“We have won a great moral victory, and without weapons," says Anibal Montaroso, 60, an engineer. “We're not going to tolerate dishonest people anymore, and everybody knows it now.”

Many Guatemalans hope the resignation and jailing of Pérez Molina heralds a new age, in which corruption ceases to be tolerated and apathy toward impunity becomes a thing in the past.

Regardless of whether that will happen, there is one thing almost everyone agrees upon: This month’s historic events could not have happened without a United Nations-backed agency known as CICIG.

CICIG is the Spanish acronym for the International Commission Against Impunity in Guatemala. It was established in 2006 to strengthen the country's weak judicial institutions in the fight against corruption and organized crime. After a careful start with limited involvement in several sensitive cases, this year has proven a watershed moment for the agency.

Led by Iván Velázquez, a stoic Colombian prosecutor, CICIG has made a series of stunning revelations that sent shockwaves through Guatemala's political system, helped jail dozens of high-profile officials and businessmen, and eventually even toppled both Pérez Molina and his former Vice President Roxana Baldetti.

It was CICIG that, in April, first revealed the existence of “La Línea” — a corrupt network of officials who pocketed millions of dollars by defrauding the customs service. Pursuing every lead, the agency's investigations eventually led to Juan Caros Monzón — the still-at-large secretary of Vice President Baldetti — then the vice president herself, and finally even the president.

Motivated by CICIG's relentless sleuthing, Guatemala's prosecutors began acting on the mounting evidence of fraud and corruption. Dozens of prominent officials and businessmen have been arrested since April. Vice President Baldetti resigned in May and was subsequently jailed.

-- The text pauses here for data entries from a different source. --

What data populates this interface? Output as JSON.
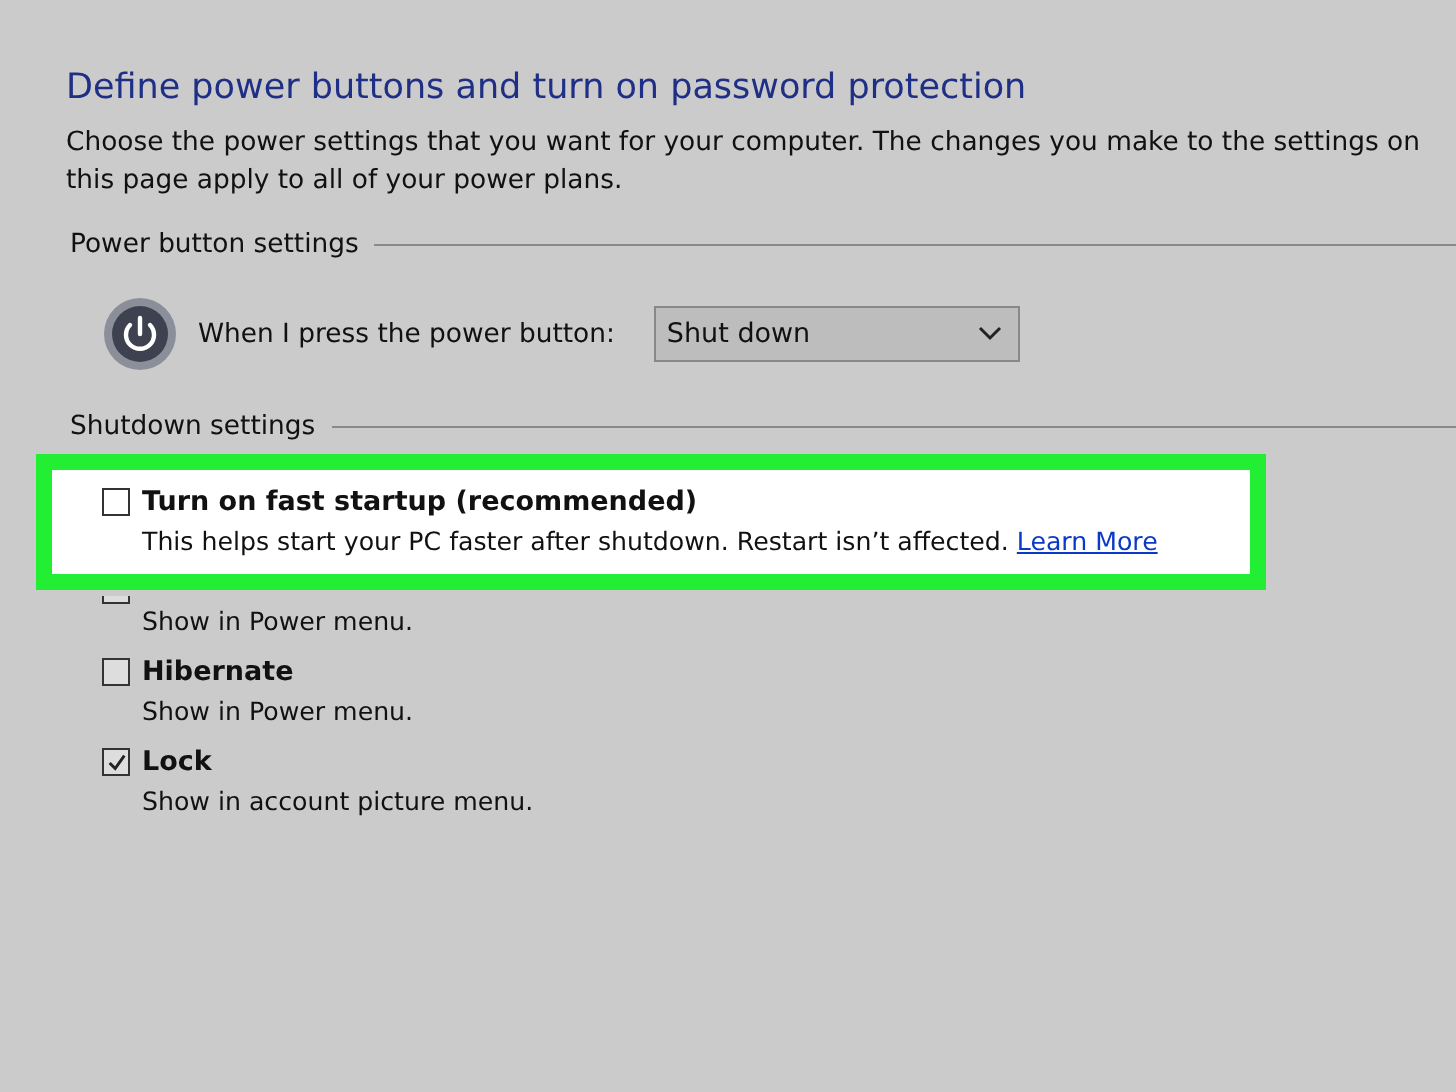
{
  "heading": "Define power buttons and turn on password protection",
  "intro": "Choose the power settings that you want for your computer. The changes you make to the settings on this page apply to all of your power plans.",
  "power_button_settings": {
    "title": "Power button settings",
    "label": "When I press the power button:",
    "value": "Shut down"
  },
  "shutdown_settings": {
    "title": "Shutdown settings",
    "options": [
      {
        "label": "Turn on fast startup (recommended)",
        "description": "This helps start your PC faster after shutdown. Restart isn’t affected.",
        "link": "Learn More",
        "checked": false,
        "highlighted": true
      },
      {
        "description": "Show in Power menu.",
        "highlighted": false
      },
      {
        "label": "Hibernate",
        "description": "Show in Power menu.",
        "checked": false,
        "highlighted": false
      },
      {
        "label": "Lock",
        "description": "Show in account picture menu.",
        "checked": true,
        "highlighted": false
      }
    ]
  }
}
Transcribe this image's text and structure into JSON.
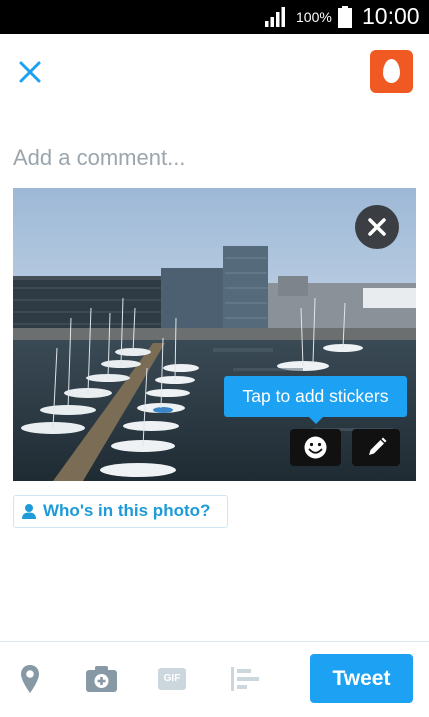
{
  "status_bar": {
    "battery_percent": "100%",
    "time": "10:00"
  },
  "header": {
    "close_icon": "close-icon",
    "avatar_icon": "egg-avatar"
  },
  "composer": {
    "placeholder": "Add a comment..."
  },
  "photo": {
    "description_icon": "harbor-photo",
    "remove_icon": "close-icon",
    "tooltip_text": "Tap to add stickers",
    "sticker_icon": "smiley-icon",
    "edit_icon": "pencil-icon"
  },
  "tag": {
    "label": "Who's in this photo?"
  },
  "toolbar": {
    "location_icon": "location-pin-icon",
    "camera_icon": "camera-icon",
    "gif_label": "GIF",
    "poll_icon": "poll-icon",
    "tweet_label": "Tweet"
  },
  "colors": {
    "accent": "#1da1f2",
    "avatar_bg": "#f05a22",
    "statusbar": "#000000"
  }
}
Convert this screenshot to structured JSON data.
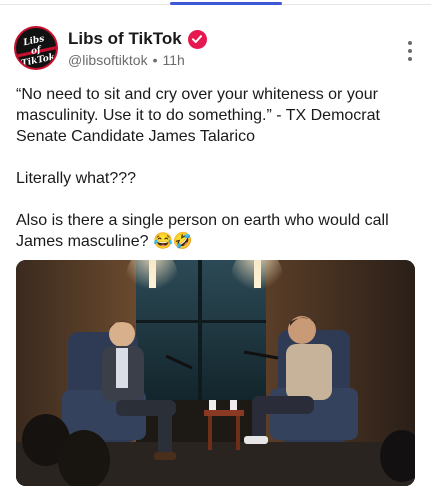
{
  "post": {
    "display_name": "Libs of TikTok",
    "handle": "@libsoftiktok",
    "separator": "•",
    "time": "11h",
    "avatar_text": "Libs of TikTok",
    "paragraphs": [
      "“No need to sit and cry over your whiteness or your masculinity. Use it to do something.” - TX Democrat Senate Candidate James Talarico",
      "Literally what???",
      "Also is there a single person on earth who would call James masculine? 😂🤣"
    ]
  },
  "icons": {
    "verified": "verified-badge-icon",
    "more": "more-vertical-icon"
  },
  "colors": {
    "verified": "#e5194f",
    "tab_indicator": "#3d57d6",
    "handle": "#6b6b6b"
  }
}
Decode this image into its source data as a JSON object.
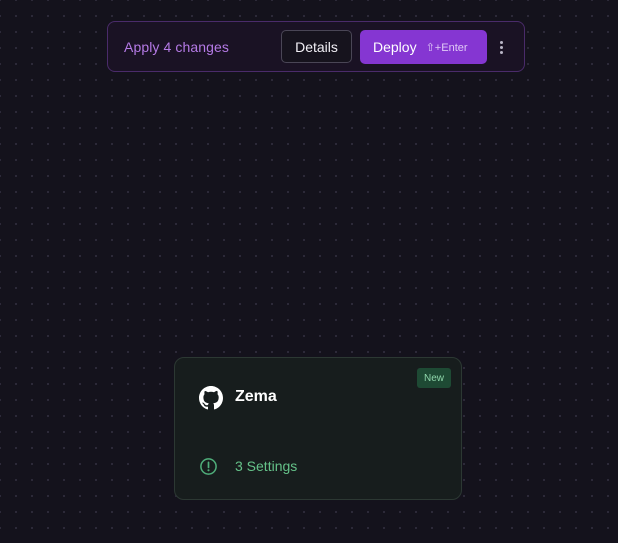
{
  "change_bar": {
    "message": "Apply 4 changes",
    "details_label": "Details",
    "deploy_label": "Deploy",
    "deploy_shortcut": "⇧+Enter",
    "more_icon": "vertical-ellipsis-icon"
  },
  "service_card": {
    "badge": "New",
    "icon": "github-icon",
    "name": "Zema",
    "status_icon": "alert-circle-icon",
    "status_text": "3 Settings"
  },
  "colors": {
    "background": "#14121c",
    "accent": "#8536d2",
    "change_text": "#b57ae6",
    "success": "#65c289"
  }
}
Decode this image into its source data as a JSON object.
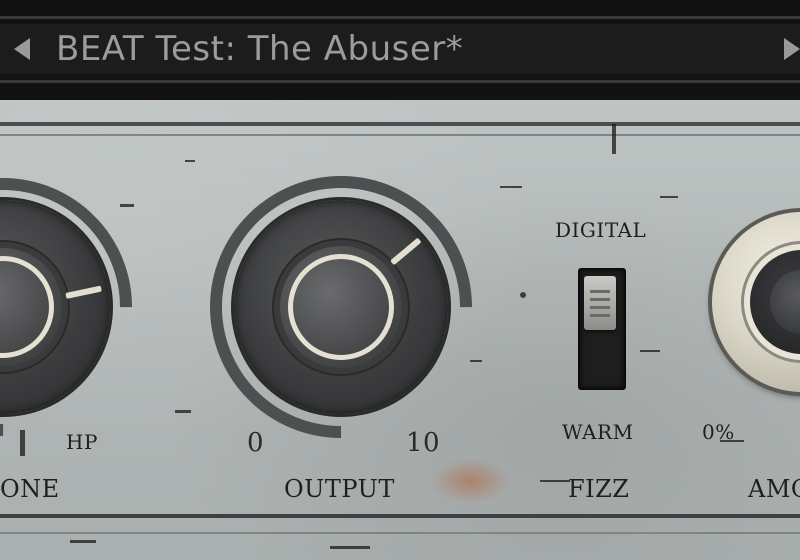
{
  "preset": {
    "name": "BEAT Test: The Abuser*",
    "prev_icon": "triangle-left",
    "next_icon": "triangle-right"
  },
  "controls": {
    "tone": {
      "label": "ONE",
      "scale_right": "HP"
    },
    "output": {
      "label": "OUTPUT",
      "scale_min": "0",
      "scale_max": "10"
    },
    "fizz": {
      "label": "FIZZ",
      "top_label": "DIGITAL",
      "bottom_label": "WARM"
    },
    "amount": {
      "label": "AMO",
      "scale_min": "0%"
    }
  },
  "colors": {
    "panel": "#b3b9b8",
    "knob_ring": "#e4e1d2",
    "preset_text": "#9c9c9c",
    "header_bg": "#121212"
  }
}
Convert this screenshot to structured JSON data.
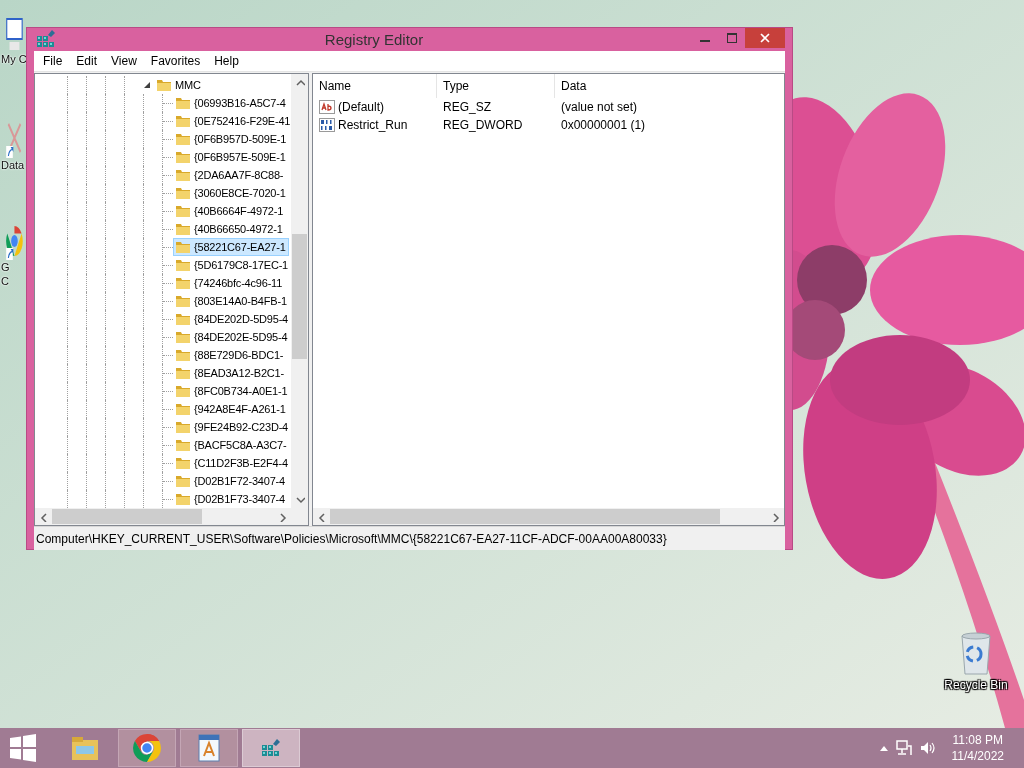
{
  "desktop_icons": [
    {
      "kind": "computer",
      "lines": [
        "My C"
      ]
    },
    {
      "kind": "shortcut",
      "lines": [
        "Data"
      ]
    },
    {
      "kind": "browser",
      "lines": [
        "G",
        "C"
      ]
    }
  ],
  "window": {
    "title": "Registry Editor",
    "menu": [
      "File",
      "Edit",
      "View",
      "Favorites",
      "Help"
    ],
    "tree": [
      {
        "label": "MMC",
        "expanded": true,
        "selected": false,
        "children": [
          {
            "label": "{06993B16-A5C7-4",
            "selected": false
          },
          {
            "label": "{0E752416-F29E-41",
            "selected": false
          },
          {
            "label": "{0F6B957D-509E-1",
            "selected": false
          },
          {
            "label": "{0F6B957E-509E-1",
            "selected": false
          },
          {
            "label": "{2DA6AA7F-8C88-",
            "selected": false
          },
          {
            "label": "{3060E8CE-7020-1",
            "selected": false
          },
          {
            "label": "{40B6664F-4972-1",
            "selected": false
          },
          {
            "label": "{40B66650-4972-1",
            "selected": false
          },
          {
            "label": "{58221C67-EA27-1",
            "selected": true
          },
          {
            "label": "{5D6179C8-17EC-1",
            "selected": false
          },
          {
            "label": "{74246bfc-4c96-11",
            "selected": false
          },
          {
            "label": "{803E14A0-B4FB-1",
            "selected": false
          },
          {
            "label": "{84DE202D-5D95-4",
            "selected": false
          },
          {
            "label": "{84DE202E-5D95-4",
            "selected": false
          },
          {
            "label": "{88E729D6-BDC1-",
            "selected": false
          },
          {
            "label": "{8EAD3A12-B2C1-",
            "selected": false
          },
          {
            "label": "{8FC0B734-A0E1-1",
            "selected": false
          },
          {
            "label": "{942A8E4F-A261-1",
            "selected": false
          },
          {
            "label": "{9FE24B92-C23D-4",
            "selected": false
          },
          {
            "label": "{BACF5C8A-A3C7-",
            "selected": false
          },
          {
            "label": "{C11D2F3B-E2F4-4",
            "selected": false
          },
          {
            "label": "{D02B1F72-3407-4",
            "selected": false
          },
          {
            "label": "{D02B1F73-3407-4",
            "selected": false
          }
        ]
      }
    ],
    "values": {
      "columns": [
        "Name",
        "Type",
        "Data"
      ],
      "rows": [
        {
          "kind": "string",
          "name": "(Default)",
          "type": "REG_SZ",
          "data": "(value not set)"
        },
        {
          "kind": "binary",
          "name": "Restrict_Run",
          "type": "REG_DWORD",
          "data": "0x00000001 (1)"
        }
      ]
    },
    "status_bar": "Computer\\HKEY_CURRENT_USER\\Software\\Policies\\Microsoft\\MMC\\{58221C67-EA27-11CF-ADCF-00AA00A80033}"
  },
  "recycle_bin": {
    "label": "Recycle Bin"
  },
  "taskbar": {
    "apps": [
      {
        "kind": "explorer",
        "running": false,
        "active": false
      },
      {
        "kind": "chrome",
        "running": true,
        "active": false
      },
      {
        "kind": "wordpad",
        "running": true,
        "active": false
      },
      {
        "kind": "regedit",
        "running": true,
        "active": true
      }
    ],
    "time": "11:08 PM",
    "date": "11/4/2022"
  }
}
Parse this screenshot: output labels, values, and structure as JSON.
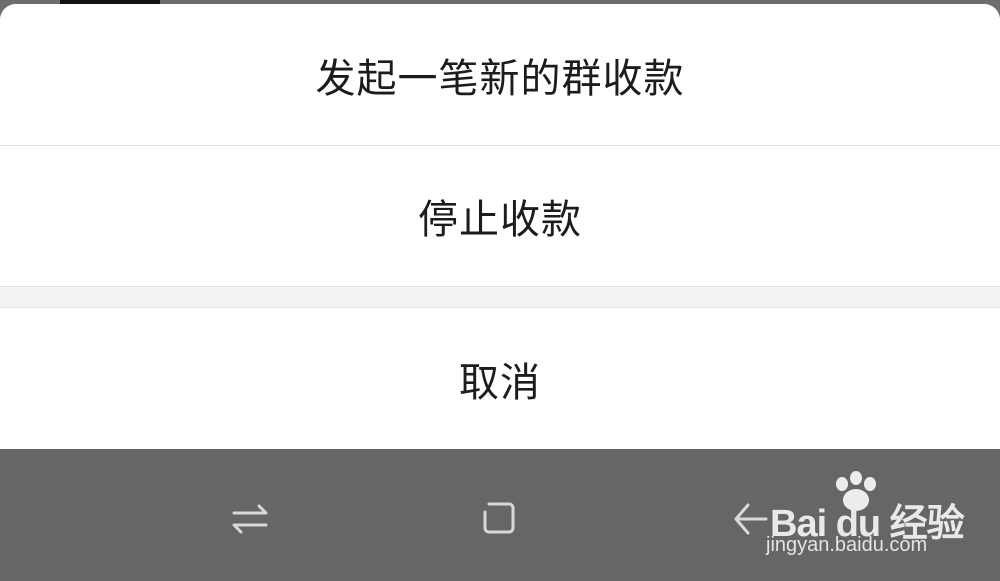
{
  "action_sheet": {
    "items": [
      {
        "label": "发起一笔新的群收款"
      },
      {
        "label": "停止收款"
      }
    ],
    "cancel_label": "取消"
  },
  "nav_bar": {
    "buttons": [
      {
        "icon": "recent-apps-icon"
      },
      {
        "icon": "home-icon"
      },
      {
        "icon": "back-icon"
      }
    ]
  },
  "watermark": {
    "brand": "Bai du 经验",
    "url": "jingyan.baidu.com"
  },
  "colors": {
    "sheet_background": "#ffffff",
    "navbar_background": "#666666",
    "text": "#1c1c1c",
    "divider": "#e3e3e3"
  }
}
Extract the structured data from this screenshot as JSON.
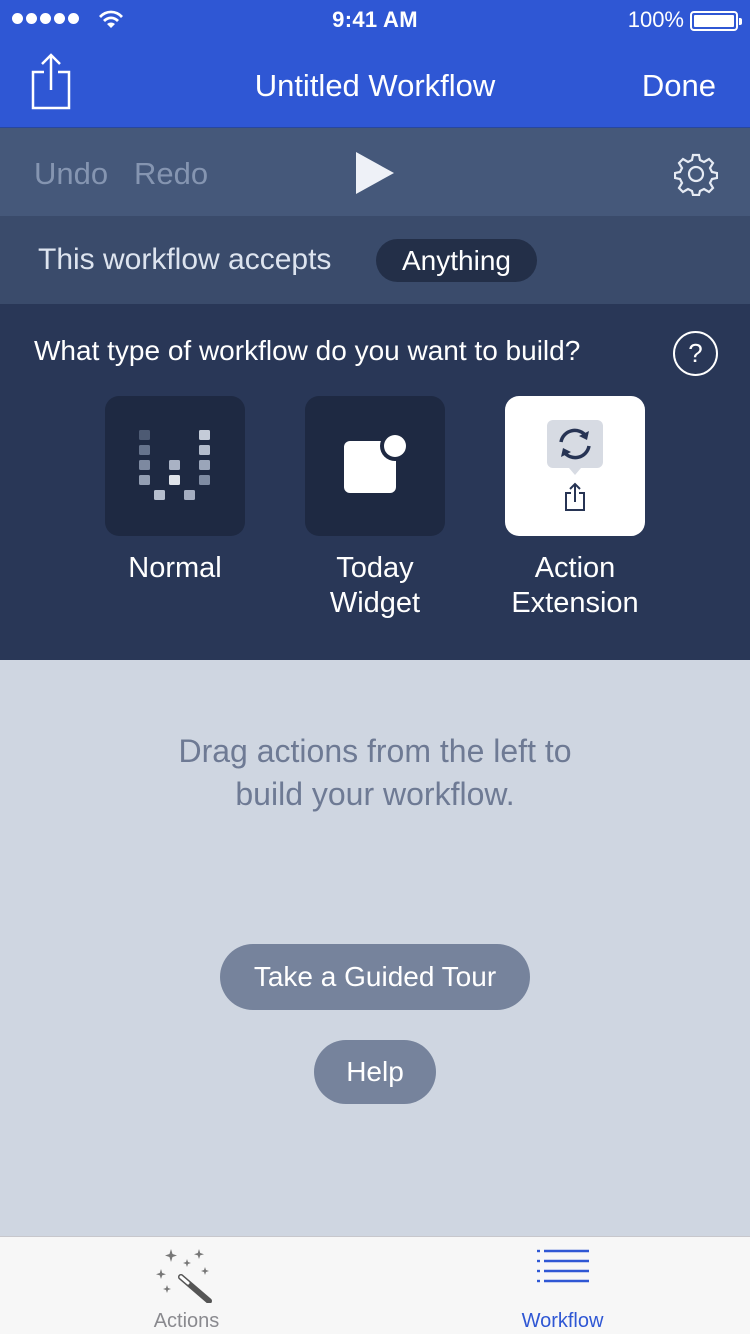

As CICIG and law enforcement agencies formed a common front, Guatemalans began to finally believe that the country's powerful business and political elite are no longer above the law. In the wake of the initial revelations about La Línea, thousands began to protest every week in front of the National Palace. In recent months they were joined by the Church, farmers' organizations, unions and even CACIF, Guatemala's most powerful business organization.

“Entities like CICIG are necessary in Latin America," says Nineth Montenegro, a congresswoman and member of the congressional committee that earlier this week recommended lifting Pérez Molina's immunity from prosecution. “It is needed, because in these countries there are no independent institutions. The state has been penetrated by organized crime, you need something that can operate outside the state.”

Indeed, so astonishing is CICIG's success that inhabitants of neighboring countries are now looking to Guatemala as a possible model. In Honduras — whose President Juan Orlando Hernández has faced mass protests for months over a corruption scandal similar to La Línea — protesters have openly demanded the establishment of a CICIG-like agency, as have residents of El Salvador.

“Central America is like a series of communicating vessels. People in El Salvador and Honduras have seen what CICIG has done in Guatemala, and now they want one of their own,” says former Guatemalan President Vinicio Cerezo (1986-1991), who now heads a foundation aimed at increasing regional cooperation in Central America. “It's likely that, eventually, a regional CICIG will develop, or perhaps one with dependencies in all three countries.”

Experts are quick to point out that such a development may still be a long shot, however. CICIG's current mandate expires in 2017. The results of Sunday's presidential election may even herald the end of the agency. Manuel Baldizón, a conservative, has been openly hostile toward both CICIG and its commissioner Iván Velázquez in recent months. He currently polls second and will likely head into October's run-off.

Moreover, CICIG is still a long way from reaching its goal of strengthening Guatemala's institutions enough to make its presence redundant.

“They are still needed at the moment," says Cerezo, the former president. “They have investigative tools at their disposal that Guatemala's institutions, its judges, simply don't. You can't take out the criminal structures that penetrated the state from one day to another, so I feel CICIG's mandate should last for at least another two years.”